In the very same Journal article, the editors of the paper, which speaks for the biggest monopoly capitalists in the world, pose their solution to the youth unemployment problem. To them the problem is “the minimum wage laws” which require that full-time employees be paid $2 an hour. They blame the unions for demanding this kind of, protection, saying that young workers “aren’t worth $2 an hour.”

“Worth,” says the Wall Street Journal, “is a value judgement that can’t really be determined by legislation, and the fact is that many inexperienced and unskilled workers–which teenagers tend to be–are simply not worth the federal minimum to prospective employers. Thus those who might be willing to hire helpers at $1.50 or $I an hour don’t hire them at all when the minimum is $2.”

If the whole working class had to rely on the “worth” that the Wall Street bankers place on their labor, we would all be working as slaves. This is the reason why so many young people are without jobs–so that they can be forced to compete with each other and older workers in driving down the wage scale. Furthermore, this is how the ruling class gets them as cannon fodder to fight their wars in Indochina, the Middle East, Europe and elsewhere.

The only way to meet this attack is through a militant fight-back. Young people must get organized to meet the attacks on them and their fellow workers head on. The Jobs-For-Youth campaign can mobilize thousands of people demanding that every young person be given a job at union scale wages and that the minimum wage be raised to $3 per hour.
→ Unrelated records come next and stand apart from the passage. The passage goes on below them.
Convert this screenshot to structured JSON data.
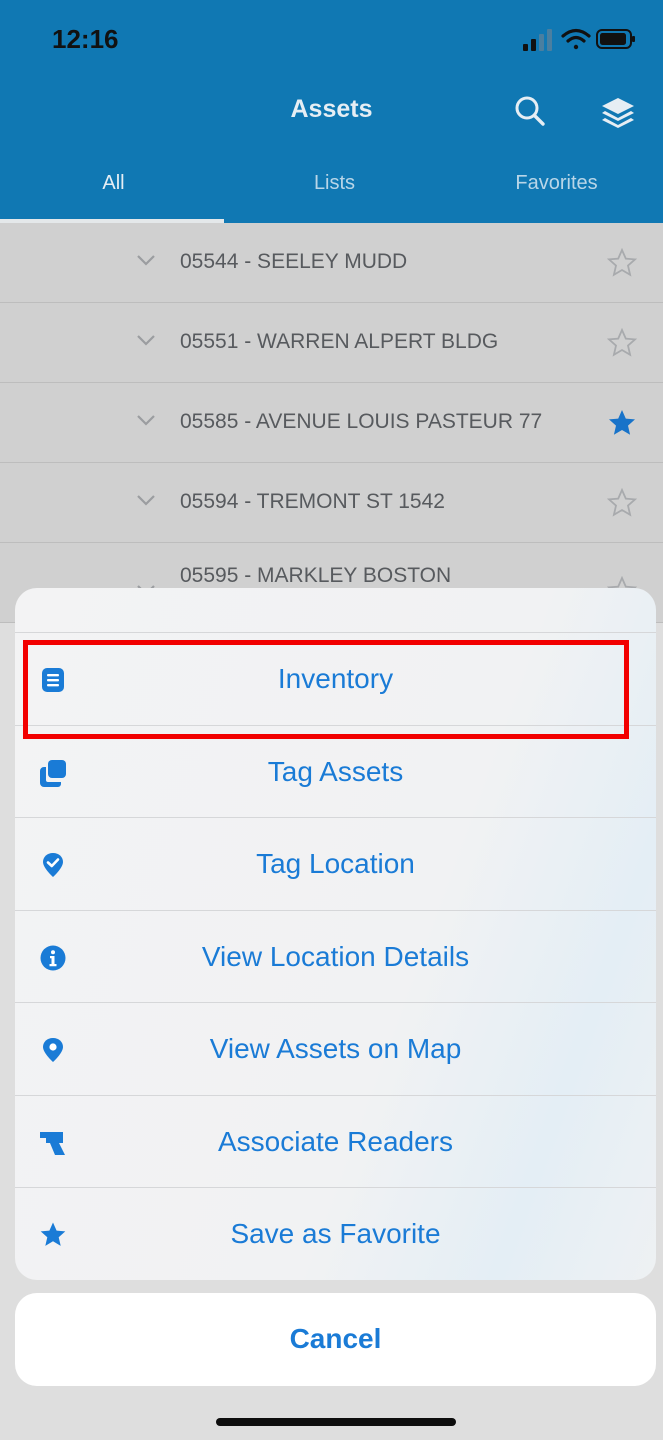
{
  "status_bar": {
    "time": "12:16"
  },
  "header": {
    "title": "Assets",
    "tabs": [
      {
        "label": "All",
        "active": true
      },
      {
        "label": "Lists",
        "active": false
      },
      {
        "label": "Favorites",
        "active": false
      }
    ]
  },
  "list": {
    "rows": [
      {
        "text": "05544  -  SEELEY MUDD",
        "favorite": false
      },
      {
        "text": "05551  -  WARREN ALPERT BLDG",
        "favorite": false
      },
      {
        "text": "05585  -  AVENUE LOUIS PASTEUR 77",
        "favorite": true
      },
      {
        "text": "05594  - TREMONT ST 1542",
        "favorite": false
      },
      {
        "text": "05595  -  MARKLEY BOSTON",
        "favorite": false
      }
    ]
  },
  "action_sheet": {
    "items": [
      {
        "label": "Inventory",
        "icon": "list-icon"
      },
      {
        "label": "Tag Assets",
        "icon": "copy-icon"
      },
      {
        "label": "Tag Location",
        "icon": "location-check-icon"
      },
      {
        "label": "View Location Details",
        "icon": "info-icon"
      },
      {
        "label": "View Assets on Map",
        "icon": "map-pin-icon"
      },
      {
        "label": "Associate Readers",
        "icon": "reader-icon"
      },
      {
        "label": "Save as Favorite",
        "icon": "star-icon"
      }
    ],
    "cancel_label": "Cancel"
  },
  "colors": {
    "header_bg": "#1078b3",
    "action_blue": "#1a7bd6",
    "highlight": "#f20000",
    "favorite_star": "#1a7bd6"
  }
}
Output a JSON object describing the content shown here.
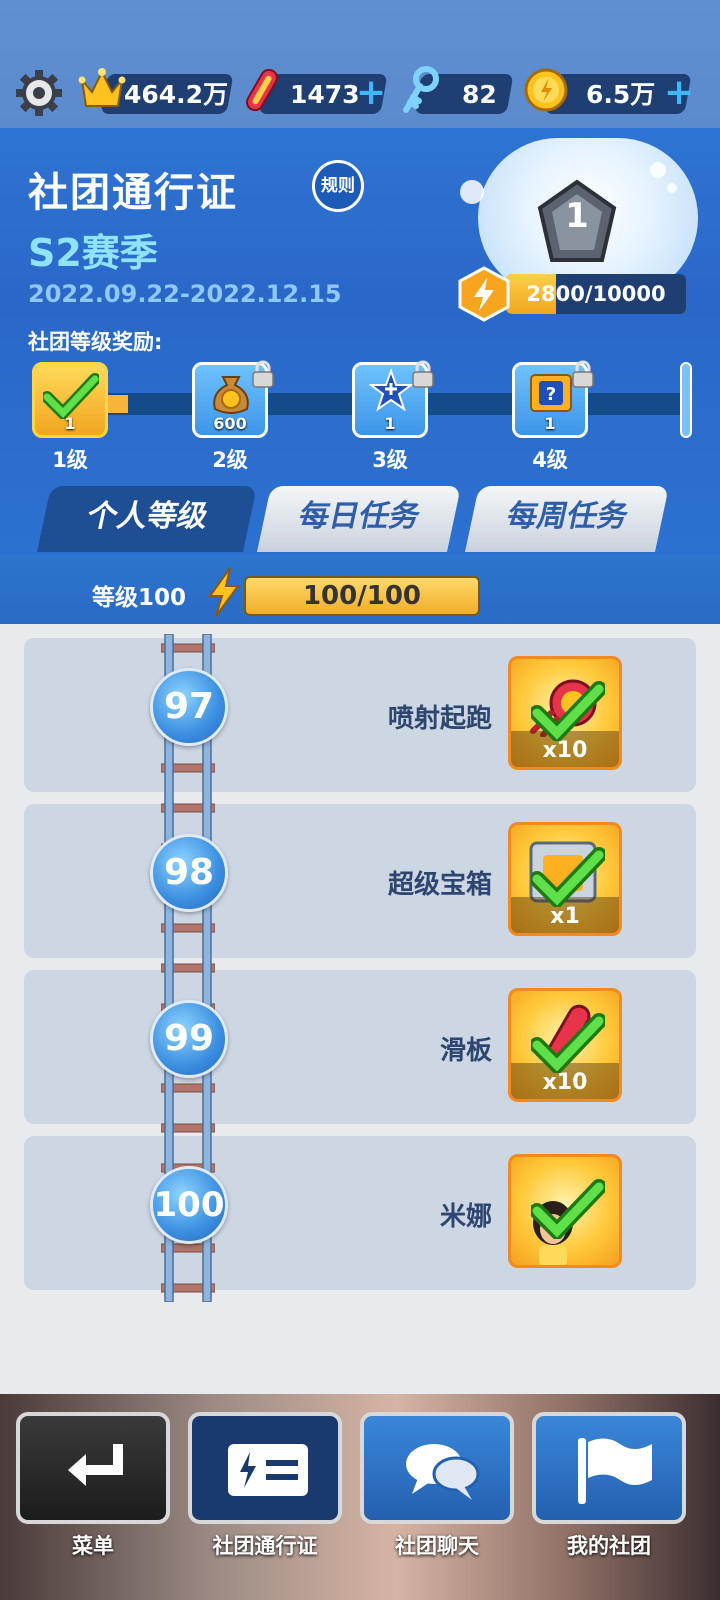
{
  "resources": {
    "crowns": "464.2万",
    "hoverboards": "1473",
    "keys": "82",
    "coins": "6.5万"
  },
  "header": {
    "title": "社团通行证",
    "rules_label": "规则",
    "season": "S2赛季",
    "dates": "2022.09.22-2022.12.15",
    "badge_level": "1",
    "xp_text": "2800/10000",
    "xp_progress": 0.28,
    "reward_label": "社团等级奖励:"
  },
  "rewards": [
    {
      "level": "1级",
      "count": "1",
      "locked": false
    },
    {
      "level": "2级",
      "count": "600",
      "locked": true
    },
    {
      "level": "3级",
      "count": "1",
      "locked": true
    },
    {
      "level": "4级",
      "count": "1",
      "locked": true
    }
  ],
  "tabs": [
    {
      "label": "个人等级",
      "active": true
    },
    {
      "label": "每日任务",
      "active": false
    },
    {
      "label": "每周任务",
      "active": false
    }
  ],
  "level_bar": {
    "label": "等级100",
    "text": "100/100",
    "progress": 1.0
  },
  "levels": [
    {
      "num": "97",
      "name": "喷射起跑",
      "count": "x10"
    },
    {
      "num": "98",
      "name": "超级宝箱",
      "count": "x1"
    },
    {
      "num": "99",
      "name": "滑板",
      "count": "x10"
    },
    {
      "num": "100",
      "name": "米娜",
      "count": ""
    }
  ],
  "nav": [
    {
      "label": "菜单"
    },
    {
      "label": "社团通行证"
    },
    {
      "label": "社团聊天"
    },
    {
      "label": "我的社团"
    }
  ],
  "colors": {
    "accent_blue": "#2c71d0",
    "gold": "#f0a61e",
    "check_green": "#3cc21e"
  }
}
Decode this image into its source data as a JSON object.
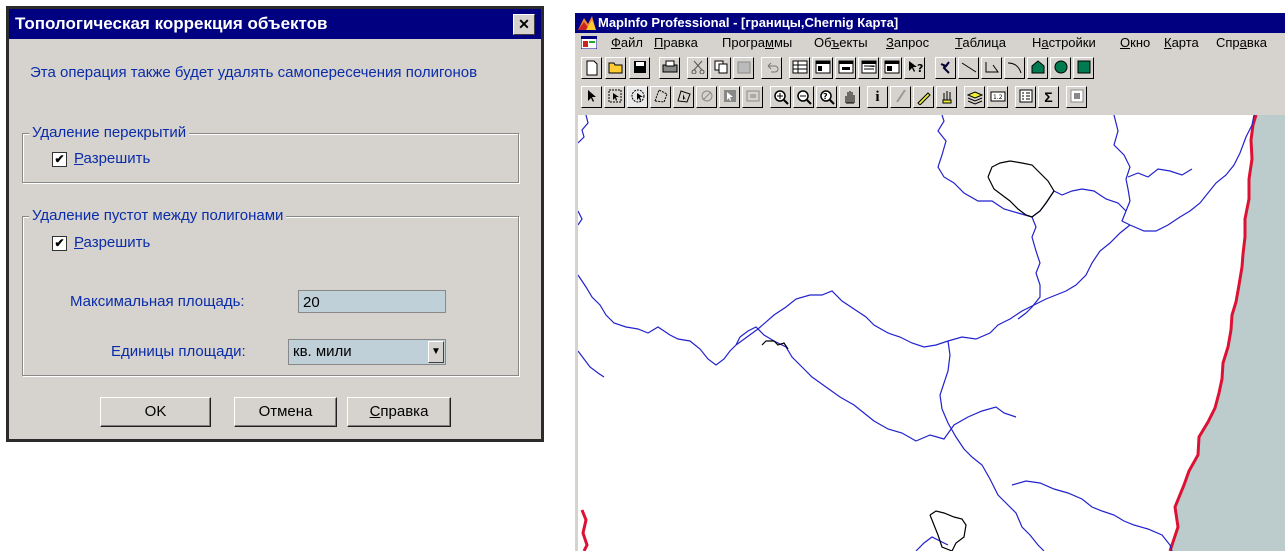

The demand for a higher minimum wage is necessary to keep young workers from being brought in at lower wages as older workers are being pushed out.

The campaign must also be linked to the massive cutbacks that are presently being made in grants and aids to help working class and minority youth get an education.

Furthermore we are demanding an end to police brutality against the youth who are the daily victims, especially in the minority communities, of police violence and harassment because they have nowhere to go and no recreational facilities or programs to occupy them.

Finally we want the drug pushers out of the community and the millionaires who are getting rich by keeping the youth addicted to drugs, jailed. These gangsters and profiteers are allowed to run wild, especially in the ghettoes and barrios, while thousands of young people are jailed for possessing marijuana.

This campaign can be taken up through the building of mass fight-back organizations for youth, organizations which can unite young people of every color and nationality, young men and women fighting side by side. It must combine education and militant actions. Already thousands of young people have demonstrated for jobs at unemployment offices and government buildings in California, New York, Cleveland, New Jersey and other areas. In August, 2,000 youth employed in summer programs in New York tied up traffic on West 125th St. for four hours as they tried to get into a Youth Services Agency pay office to get their checks. Many of them had not been paid in more than a month as the state tried to run another slave-labor game on them. Dozens of police were called in to beat and jail the young people who were only demanding their rights.

Key in this campaign are the revolutionary youth in groups like the Communist Youth Organization (CYO) which has recently grown in several cities from coast to coast. The CYO’s purpose is to develop special work among the working class youth to bring them into the struggle against capitalism. As long as capitalism exists, there can be no full employment and the young will feel the burden especially when capitalist crises like this one deepen.

There is an alternative to young people being victims of exploitation and a system which wastes their lives and gives them no direction. We call on young people everywhere to unite and fight together with all working people in the fight against those who control this system.